1. Local Production Local Consumption Model
(1) Basic Concept
The Local Production Local Consumption Model is the most simple market linkage pattern in which products produced by local people are sold in local markets. Some producers sell fresh fruits and vegetables directly from the farms to the street or local markets. Others sell products after processing their fresh produce. The latter examples often include traditional local food which has taken root in the area and has been loved by local people for a long period of time.
Then, what is good about the Local Production Local Consumption Model? In this model, producers can sell their products at a local market in their community. That means intermediary costs can be reduced, such as transportation and packaging costs. Moreover, they can reduce the loss of their marketable products. Since they do not have to deliver over a long distance, their products are not damaged in delivery. Furthermore, they can sell their products without caring too much about their shape and size since local markets usually do not have strict standards for the product shape and size.
Another good thing about local marketing is that producers can directly communicate with consumers. Such direct communication can make it possible for producers to grasp their consumers’ preference, receive their feedback about the products, and utilize the feedback for their next production. That’s a good cycle of marketing, isn’t it?
In this model, there are several different value chain patterns. I would like to introduce three major patterns.
Figure 1 is the most simple value chain type, where producers sell their produce at a local market nearby.
Figure 2 shows a simple food-processing business. An individual who produces a certain kind of fresh vegetables or fruits processes them at home and sells them at a local market.
Figure 3 is a modified version of figures 1 and 2. In the first two models, the end users are local people, but in figure 3 the end users are tourists. They visit the place for sightseeing. At the same time, they buy fresh produce or local specialties at cheaper prices than in their own towns. They spend money at the local market. This is a good community business which can contribute to improving the livelihoods of the local producers.
Let’s look at some cases of the Local Production Local Consumption Model.
<Case 1: Selling Fresh Vegetables and Fruit>
This shows a local market in Katsuura, Chiba, Japan. Since they put up tents and organize a market only in the morning (6:00 – 11:00 except Wednesday), it is called the Morning Market. Local people who wanted to sell their fresh produce on the street organized the Morning Market Operation Committee. Anybody can become a member of the committee as long as they pay a registration fee. Only the members are allowed to sell their products on the street.
In addition to the registration fee, they have to pay an exhibition fee, depending on the width of the space that they want to use. There are four different exhibition fees: 1 X yen for a width of less than 0.9 meters; 1.5 X yen for a width of less than 1.8 meters; 2.5 X yen for a width of less than 2.7 meters; and 3.5 X yen for a width of less than 3.6 meters. This morning market is well organized, and the street is not messy at all. The registration fees and exhibition fees are used for the operation of the morning market, such as for cleaning the streets and holding a year-end party for the members.
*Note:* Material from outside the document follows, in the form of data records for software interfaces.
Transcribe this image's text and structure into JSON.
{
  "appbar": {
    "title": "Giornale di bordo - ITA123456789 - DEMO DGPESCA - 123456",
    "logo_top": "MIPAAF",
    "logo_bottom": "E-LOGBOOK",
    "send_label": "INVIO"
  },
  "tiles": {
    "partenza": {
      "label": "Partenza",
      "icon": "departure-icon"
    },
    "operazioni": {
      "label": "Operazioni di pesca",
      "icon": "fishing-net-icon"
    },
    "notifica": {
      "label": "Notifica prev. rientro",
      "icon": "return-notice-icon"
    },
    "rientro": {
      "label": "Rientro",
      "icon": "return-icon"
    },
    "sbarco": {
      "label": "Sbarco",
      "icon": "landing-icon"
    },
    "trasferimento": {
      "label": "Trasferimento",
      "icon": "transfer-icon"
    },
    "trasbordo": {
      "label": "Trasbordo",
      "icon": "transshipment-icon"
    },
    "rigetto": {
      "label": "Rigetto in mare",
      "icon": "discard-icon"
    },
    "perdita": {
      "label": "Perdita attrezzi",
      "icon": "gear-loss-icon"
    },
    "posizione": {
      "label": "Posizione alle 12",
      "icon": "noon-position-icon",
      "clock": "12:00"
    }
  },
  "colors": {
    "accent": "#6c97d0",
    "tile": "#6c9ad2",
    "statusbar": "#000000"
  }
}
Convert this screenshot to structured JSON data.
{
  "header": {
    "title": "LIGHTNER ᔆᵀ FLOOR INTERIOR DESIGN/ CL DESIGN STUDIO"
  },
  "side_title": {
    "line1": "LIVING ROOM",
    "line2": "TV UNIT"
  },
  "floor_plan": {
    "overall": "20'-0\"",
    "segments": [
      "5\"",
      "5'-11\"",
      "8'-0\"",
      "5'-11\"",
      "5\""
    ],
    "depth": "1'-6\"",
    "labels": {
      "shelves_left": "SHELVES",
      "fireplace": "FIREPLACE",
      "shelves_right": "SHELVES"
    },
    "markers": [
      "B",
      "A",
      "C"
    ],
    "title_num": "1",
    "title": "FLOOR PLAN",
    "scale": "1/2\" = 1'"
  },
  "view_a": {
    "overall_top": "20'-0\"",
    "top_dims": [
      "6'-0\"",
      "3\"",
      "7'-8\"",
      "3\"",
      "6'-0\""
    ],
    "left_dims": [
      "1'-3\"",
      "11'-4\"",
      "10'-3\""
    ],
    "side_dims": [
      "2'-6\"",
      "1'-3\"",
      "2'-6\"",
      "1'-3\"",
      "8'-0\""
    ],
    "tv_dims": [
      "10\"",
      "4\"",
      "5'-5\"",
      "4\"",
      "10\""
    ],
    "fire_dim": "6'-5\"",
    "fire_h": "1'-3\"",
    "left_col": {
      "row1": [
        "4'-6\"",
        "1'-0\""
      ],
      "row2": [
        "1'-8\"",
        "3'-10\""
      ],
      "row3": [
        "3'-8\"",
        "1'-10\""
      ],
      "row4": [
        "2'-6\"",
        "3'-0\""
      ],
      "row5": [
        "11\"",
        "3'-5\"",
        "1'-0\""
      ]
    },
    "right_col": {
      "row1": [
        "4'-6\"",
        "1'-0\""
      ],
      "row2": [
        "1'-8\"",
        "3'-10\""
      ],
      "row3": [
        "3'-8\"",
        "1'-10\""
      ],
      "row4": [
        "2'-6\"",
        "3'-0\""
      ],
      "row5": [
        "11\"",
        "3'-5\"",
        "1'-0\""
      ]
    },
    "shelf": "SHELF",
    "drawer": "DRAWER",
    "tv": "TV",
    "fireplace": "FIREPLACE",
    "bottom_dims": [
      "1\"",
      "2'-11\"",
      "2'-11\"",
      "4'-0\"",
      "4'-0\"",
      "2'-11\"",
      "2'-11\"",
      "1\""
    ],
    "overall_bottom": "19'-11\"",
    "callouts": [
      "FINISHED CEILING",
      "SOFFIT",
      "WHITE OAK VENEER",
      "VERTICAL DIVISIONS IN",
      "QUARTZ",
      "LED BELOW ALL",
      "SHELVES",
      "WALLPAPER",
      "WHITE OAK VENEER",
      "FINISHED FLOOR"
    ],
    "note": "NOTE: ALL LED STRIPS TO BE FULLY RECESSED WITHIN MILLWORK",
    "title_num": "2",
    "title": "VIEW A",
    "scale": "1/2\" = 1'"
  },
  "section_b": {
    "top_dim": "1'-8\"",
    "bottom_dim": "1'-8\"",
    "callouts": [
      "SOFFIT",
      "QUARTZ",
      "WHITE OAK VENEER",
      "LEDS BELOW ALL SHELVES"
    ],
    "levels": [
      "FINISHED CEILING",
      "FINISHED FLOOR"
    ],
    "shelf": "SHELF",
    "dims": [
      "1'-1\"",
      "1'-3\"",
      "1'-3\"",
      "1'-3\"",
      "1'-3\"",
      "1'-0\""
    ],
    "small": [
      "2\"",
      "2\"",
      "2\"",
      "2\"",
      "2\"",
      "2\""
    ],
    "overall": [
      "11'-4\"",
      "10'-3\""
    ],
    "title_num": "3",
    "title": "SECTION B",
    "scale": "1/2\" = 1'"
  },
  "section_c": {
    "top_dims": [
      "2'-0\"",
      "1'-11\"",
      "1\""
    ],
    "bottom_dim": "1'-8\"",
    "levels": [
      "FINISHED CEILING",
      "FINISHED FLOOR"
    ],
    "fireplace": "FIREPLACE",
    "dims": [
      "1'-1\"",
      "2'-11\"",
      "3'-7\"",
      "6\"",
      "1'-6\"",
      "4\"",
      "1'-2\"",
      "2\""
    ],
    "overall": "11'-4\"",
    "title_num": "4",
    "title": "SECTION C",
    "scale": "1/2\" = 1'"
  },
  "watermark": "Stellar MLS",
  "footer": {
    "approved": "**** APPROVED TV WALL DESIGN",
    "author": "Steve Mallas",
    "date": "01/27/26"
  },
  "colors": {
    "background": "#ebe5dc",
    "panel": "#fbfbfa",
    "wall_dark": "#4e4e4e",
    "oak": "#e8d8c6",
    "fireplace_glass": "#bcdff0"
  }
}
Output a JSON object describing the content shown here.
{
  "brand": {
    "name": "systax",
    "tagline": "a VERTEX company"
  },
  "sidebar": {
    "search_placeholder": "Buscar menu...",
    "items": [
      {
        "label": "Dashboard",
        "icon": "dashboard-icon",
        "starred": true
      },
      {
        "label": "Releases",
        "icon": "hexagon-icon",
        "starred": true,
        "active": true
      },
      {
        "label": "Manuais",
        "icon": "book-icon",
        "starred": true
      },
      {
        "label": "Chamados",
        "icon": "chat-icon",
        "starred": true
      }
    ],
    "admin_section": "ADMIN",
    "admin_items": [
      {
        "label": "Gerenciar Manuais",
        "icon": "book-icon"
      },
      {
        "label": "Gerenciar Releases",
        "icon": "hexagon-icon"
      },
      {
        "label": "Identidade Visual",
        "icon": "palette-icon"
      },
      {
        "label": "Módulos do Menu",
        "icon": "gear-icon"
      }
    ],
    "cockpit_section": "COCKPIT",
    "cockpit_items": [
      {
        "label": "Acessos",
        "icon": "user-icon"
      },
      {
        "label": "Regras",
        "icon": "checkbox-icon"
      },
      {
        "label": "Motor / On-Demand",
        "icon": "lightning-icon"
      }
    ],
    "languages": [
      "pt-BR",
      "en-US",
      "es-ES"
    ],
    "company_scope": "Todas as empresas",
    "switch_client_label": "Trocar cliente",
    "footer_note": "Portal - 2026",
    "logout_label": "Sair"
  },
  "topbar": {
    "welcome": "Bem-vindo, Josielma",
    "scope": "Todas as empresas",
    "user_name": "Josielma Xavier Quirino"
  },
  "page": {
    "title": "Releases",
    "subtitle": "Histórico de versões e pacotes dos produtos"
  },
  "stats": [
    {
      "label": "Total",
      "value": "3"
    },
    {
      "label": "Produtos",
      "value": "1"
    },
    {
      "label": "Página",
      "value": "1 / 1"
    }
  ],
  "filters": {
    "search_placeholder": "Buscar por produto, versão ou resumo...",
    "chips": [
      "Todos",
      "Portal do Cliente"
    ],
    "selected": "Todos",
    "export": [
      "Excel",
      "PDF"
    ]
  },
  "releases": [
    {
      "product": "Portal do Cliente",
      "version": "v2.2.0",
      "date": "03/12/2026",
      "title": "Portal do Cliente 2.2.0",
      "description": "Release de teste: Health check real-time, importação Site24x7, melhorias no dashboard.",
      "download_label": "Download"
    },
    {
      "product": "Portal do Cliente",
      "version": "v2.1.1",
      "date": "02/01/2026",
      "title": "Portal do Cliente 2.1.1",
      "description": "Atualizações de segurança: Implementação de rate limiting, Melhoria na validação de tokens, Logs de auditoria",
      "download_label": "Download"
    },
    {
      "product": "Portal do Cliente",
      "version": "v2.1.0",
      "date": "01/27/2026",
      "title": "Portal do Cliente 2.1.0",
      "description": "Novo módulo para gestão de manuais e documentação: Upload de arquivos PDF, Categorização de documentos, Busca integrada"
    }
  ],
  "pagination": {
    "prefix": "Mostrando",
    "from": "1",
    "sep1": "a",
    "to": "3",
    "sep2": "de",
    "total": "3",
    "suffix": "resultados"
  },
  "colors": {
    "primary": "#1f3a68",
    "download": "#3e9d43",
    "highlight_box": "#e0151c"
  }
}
<Morning Market (Katsuura, Chiba, Japan)>
<Case 2: Selling Processed Food on the Street>
In Bontoc, Mountain Province, Philippines, there is a woman who is making rice cakes called Patu Patu. She sells them at the bus terminal, and earns a lot of money. Patu Patu are traditional local sweets made of rice paste wrapped with banana leaves. She makes Patu Patu at home, and carries them to the bus terminal, where she sells them every day. Since local people like Patu Patu very much, they buy them for their snacks before getting on the bus. Other than passengers, a lot of local people come to the bus terminal to buy Patu Patu from her. Her Patu Patu business is really booming. With the money she had earned, she was able to send her children to college.
<Case 3: Local Market + Tourism Promotion>
This is another example of the Local Production and Local Consumption model. In Thailand, there are a lot of floating markets. Among them, the Damnoen Saduak Floating Market, which is 100km southwest of Bangkok, is very large and famous, and its exotic atmosphere attracts a lot of foreign tourists. Every morning, a lot of local people living in the area bring some products that they produce to the market, and sell them to local people and foreign tourists. In this floating market, the exotic atmosphere adds value to the local market, which makes it possible that locally produced products are consumed by both local people and tourists. The Thai government provides some support for the market. For instance, the local government assigns police officers there for security, and the Ministry of Tourism advertises the floating market in their tourism promotion strategy.
<Damnoen Saduak Floating Market, Thailand>